Source: White Mountain Independent
Faced with an estimated 23-percent decline in tribal revenues from the planned December 2019, closure of the Navajo Generating Station power plant and Kayenta Coal Mine that supplies the fuel, the Navajo Nation is forging ahead with efforts to take over the operations.
The Kayenta Coal Mine is owned by Peabody Coal Company.
The NGS powerplant is owned by Arizona Public Service, Tucson Electric Power, Salt River Project, U.S. Bureau of Reclamation, and NV Energy. The owners decided to close the powerplant in 2017. The group claimed that the powerplant was unable to compete with plants using natural gas.
Coal powered production of electricity nationwide is declining rapidly. According to the American Coalition for Clean Coal Electricity, in the last eight years, around 40 percent of the capacity of the nation’s fleet of coal-fired power plants has either been shut down or is designated for closure.

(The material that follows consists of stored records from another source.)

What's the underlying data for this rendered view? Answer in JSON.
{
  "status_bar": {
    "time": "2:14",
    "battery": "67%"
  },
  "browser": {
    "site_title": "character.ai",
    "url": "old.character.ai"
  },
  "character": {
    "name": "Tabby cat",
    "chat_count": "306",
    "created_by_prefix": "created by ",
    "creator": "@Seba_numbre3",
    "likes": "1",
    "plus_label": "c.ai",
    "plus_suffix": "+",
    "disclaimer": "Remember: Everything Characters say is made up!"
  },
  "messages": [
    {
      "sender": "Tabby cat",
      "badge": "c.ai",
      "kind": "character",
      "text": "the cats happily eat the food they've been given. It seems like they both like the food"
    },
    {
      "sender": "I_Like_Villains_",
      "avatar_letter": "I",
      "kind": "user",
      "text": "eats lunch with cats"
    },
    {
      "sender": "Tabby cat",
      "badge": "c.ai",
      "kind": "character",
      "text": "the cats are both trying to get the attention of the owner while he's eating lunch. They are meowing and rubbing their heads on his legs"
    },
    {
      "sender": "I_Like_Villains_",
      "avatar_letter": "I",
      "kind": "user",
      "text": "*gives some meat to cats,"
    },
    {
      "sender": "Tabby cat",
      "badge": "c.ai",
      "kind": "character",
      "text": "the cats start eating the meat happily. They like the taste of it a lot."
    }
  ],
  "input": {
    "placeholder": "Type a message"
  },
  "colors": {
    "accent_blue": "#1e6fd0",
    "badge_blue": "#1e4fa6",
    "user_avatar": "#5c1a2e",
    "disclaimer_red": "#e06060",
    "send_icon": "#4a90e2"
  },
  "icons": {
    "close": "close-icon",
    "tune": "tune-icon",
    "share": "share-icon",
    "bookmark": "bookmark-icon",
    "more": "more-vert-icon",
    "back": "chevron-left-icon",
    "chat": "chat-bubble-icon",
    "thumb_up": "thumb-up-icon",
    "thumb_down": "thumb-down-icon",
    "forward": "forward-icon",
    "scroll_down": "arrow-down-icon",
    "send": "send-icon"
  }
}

But that grim trend has not discouraged the Navajo Nation, the sole owners of the Navajo Nation Transitional Energy Company (NTEC), which acquired the Navajo Mine in 2013. The Navajo Mine has supplied coal to power the Four Corners Power Plant in Fruitland, New Mexico for 50 years.
In July 2018, NTEC took another stake in coal-fired electricity, paying a reported $70 million for a 7 percent stake in two of the production units at the Four Corners Power Plant. The two units were owned by Arizona Public Service, one of the owners who are closing the NGS plant this year.
There were a couple of suitors in line in the last year to possibly acquire the NGS powerplant and Kayenta Coal Mine, but those deals fell through.
According to a report in the Navajo Times, NTEC has assembled a team of energy experts to advise the company.
In a news release, NTEC CEO Clark Moseley is quoted as saying, “We believe there is a clear and beneficial path forward to acquire and operate both NGS and Kayenta Mine as a vertically-integrated entity.”
The tribe and NTEC will have to act swiftly if they plan to prevent the closure of the plant.
Should the tribe be successful in their efforts to acquire and operate the plant and keep the Kayenta Coal Mine open it would also help Navajo County, who receives about $1.5 million in tax revenue from the the Kayenta Mine, which is in Navajo County.